(Exercise objective)
Copy every line of the data in which the word "this" occurs.

(Extracted material)
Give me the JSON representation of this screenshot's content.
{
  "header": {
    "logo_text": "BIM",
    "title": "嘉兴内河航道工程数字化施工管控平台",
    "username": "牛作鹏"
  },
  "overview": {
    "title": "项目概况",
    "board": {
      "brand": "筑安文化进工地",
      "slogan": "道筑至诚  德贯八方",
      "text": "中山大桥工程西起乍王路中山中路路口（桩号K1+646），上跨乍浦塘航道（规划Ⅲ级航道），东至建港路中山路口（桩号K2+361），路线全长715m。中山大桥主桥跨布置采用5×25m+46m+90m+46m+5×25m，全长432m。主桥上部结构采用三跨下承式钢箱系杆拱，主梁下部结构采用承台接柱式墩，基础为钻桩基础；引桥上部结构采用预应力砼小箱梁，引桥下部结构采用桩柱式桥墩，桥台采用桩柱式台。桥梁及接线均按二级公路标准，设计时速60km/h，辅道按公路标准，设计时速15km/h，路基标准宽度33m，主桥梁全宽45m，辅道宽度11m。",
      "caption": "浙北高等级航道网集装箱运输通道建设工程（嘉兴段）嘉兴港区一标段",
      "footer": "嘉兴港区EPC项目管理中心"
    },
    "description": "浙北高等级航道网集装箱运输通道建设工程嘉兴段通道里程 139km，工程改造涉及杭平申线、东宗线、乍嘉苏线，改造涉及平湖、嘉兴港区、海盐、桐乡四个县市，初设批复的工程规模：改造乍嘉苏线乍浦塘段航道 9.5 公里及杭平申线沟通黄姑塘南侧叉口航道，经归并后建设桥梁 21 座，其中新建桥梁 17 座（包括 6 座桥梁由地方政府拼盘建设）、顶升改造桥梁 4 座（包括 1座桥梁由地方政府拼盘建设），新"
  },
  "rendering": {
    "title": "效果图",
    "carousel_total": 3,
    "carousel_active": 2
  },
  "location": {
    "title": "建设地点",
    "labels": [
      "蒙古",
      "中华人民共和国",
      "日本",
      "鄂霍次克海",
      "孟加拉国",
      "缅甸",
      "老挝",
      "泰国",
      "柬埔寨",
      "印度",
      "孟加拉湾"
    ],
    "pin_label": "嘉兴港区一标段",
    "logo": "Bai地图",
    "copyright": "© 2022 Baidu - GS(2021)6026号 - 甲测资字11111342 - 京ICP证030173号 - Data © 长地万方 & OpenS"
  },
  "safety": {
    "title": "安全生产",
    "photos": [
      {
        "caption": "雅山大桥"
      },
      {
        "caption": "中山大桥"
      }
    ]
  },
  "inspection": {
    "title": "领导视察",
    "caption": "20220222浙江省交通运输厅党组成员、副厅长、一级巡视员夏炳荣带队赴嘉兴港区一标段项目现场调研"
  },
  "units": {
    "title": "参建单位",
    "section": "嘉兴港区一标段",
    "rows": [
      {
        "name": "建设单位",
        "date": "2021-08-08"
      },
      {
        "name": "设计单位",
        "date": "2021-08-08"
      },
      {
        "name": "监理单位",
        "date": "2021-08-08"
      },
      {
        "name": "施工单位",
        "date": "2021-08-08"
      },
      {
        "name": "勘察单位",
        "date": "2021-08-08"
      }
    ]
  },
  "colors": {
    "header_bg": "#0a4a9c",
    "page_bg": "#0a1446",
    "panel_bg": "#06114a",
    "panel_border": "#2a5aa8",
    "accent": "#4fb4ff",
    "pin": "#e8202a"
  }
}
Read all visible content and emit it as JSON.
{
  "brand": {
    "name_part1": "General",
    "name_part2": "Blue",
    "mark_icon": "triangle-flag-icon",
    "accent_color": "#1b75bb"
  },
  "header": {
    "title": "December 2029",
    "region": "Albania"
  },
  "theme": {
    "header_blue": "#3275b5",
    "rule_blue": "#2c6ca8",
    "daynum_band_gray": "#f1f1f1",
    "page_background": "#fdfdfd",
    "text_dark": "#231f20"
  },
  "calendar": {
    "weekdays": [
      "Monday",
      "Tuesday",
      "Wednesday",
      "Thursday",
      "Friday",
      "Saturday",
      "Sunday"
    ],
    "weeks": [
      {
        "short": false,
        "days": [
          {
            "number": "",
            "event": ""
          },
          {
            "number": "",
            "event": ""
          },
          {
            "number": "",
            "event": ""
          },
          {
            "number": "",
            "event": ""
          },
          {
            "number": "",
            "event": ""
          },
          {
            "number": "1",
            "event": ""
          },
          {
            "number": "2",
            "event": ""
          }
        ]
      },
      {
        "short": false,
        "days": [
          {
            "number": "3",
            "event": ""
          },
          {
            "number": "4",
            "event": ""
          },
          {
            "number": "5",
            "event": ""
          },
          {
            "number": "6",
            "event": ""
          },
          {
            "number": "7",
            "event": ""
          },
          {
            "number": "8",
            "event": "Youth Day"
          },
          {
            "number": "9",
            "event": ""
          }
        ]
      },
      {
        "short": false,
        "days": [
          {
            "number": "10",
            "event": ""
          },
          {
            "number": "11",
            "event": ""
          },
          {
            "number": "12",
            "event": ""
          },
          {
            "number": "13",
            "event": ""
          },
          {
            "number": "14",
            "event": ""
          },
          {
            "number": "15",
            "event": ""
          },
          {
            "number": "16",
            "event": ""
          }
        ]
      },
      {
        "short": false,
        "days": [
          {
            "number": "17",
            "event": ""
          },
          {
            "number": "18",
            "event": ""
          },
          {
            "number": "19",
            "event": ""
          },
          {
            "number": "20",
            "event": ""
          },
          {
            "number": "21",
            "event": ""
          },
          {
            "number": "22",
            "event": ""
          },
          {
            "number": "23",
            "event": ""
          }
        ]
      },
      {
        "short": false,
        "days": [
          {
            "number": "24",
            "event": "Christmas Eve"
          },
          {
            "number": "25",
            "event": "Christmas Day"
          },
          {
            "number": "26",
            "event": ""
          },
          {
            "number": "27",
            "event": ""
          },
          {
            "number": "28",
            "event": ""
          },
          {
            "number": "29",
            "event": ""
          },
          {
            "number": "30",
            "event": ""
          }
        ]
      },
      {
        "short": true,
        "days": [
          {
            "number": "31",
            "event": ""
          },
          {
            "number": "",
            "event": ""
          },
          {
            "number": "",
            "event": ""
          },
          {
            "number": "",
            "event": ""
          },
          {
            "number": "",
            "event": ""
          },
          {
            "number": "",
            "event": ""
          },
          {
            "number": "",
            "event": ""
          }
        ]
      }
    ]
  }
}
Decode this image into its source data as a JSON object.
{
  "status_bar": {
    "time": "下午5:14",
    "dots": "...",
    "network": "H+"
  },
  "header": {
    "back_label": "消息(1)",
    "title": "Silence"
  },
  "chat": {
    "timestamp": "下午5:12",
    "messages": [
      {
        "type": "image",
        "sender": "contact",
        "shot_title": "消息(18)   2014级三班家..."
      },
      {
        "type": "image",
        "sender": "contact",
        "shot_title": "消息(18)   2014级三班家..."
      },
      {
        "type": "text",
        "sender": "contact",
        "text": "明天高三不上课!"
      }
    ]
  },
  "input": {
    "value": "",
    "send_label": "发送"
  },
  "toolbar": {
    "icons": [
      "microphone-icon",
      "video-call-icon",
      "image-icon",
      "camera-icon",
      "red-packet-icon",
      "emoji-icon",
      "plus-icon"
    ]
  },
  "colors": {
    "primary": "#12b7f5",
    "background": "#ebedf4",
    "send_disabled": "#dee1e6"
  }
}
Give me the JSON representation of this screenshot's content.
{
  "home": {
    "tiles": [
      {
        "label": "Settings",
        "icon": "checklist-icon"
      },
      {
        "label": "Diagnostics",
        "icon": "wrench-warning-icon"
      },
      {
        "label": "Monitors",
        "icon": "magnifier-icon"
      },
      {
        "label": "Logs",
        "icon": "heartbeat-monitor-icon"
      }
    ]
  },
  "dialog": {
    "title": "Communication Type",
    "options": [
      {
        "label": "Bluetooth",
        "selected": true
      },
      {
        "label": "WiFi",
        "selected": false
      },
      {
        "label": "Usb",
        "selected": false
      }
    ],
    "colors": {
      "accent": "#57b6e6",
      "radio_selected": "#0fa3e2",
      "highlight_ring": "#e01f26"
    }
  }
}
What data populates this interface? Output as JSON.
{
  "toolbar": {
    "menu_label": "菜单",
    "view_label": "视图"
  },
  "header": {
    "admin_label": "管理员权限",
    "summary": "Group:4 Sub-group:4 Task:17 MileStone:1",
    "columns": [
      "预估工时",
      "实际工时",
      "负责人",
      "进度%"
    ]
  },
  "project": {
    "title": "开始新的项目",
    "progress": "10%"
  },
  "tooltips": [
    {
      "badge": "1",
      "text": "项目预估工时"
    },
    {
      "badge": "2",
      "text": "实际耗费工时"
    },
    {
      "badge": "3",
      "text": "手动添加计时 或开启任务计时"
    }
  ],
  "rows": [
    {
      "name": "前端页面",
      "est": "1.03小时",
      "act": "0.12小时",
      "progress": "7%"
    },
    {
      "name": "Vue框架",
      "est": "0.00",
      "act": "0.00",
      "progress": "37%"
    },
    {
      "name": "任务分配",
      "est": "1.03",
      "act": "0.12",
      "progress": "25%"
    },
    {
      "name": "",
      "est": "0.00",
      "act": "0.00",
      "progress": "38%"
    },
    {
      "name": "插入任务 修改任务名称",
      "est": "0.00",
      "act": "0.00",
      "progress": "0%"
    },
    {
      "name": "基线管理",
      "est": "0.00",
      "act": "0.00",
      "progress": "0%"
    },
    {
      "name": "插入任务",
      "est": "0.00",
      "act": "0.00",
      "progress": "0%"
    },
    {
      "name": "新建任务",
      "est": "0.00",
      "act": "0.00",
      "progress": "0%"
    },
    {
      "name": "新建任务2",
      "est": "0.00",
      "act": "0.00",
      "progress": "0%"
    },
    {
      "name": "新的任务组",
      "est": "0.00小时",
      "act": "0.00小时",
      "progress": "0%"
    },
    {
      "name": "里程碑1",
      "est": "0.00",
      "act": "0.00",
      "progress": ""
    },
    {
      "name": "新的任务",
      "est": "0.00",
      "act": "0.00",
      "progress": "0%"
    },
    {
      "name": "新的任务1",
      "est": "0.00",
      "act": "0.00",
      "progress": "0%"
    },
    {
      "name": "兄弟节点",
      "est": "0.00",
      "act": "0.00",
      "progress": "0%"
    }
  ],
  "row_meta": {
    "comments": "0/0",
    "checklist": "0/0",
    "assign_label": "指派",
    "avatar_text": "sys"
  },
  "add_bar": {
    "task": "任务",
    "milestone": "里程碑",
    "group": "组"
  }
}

(Answer section)
Give me the JSON representation of this screenshot's content.
Decode this image into its source data as a JSON object.
Give me the JSON representation of this screenshot's content.
What data populates this interface? Output as JSON.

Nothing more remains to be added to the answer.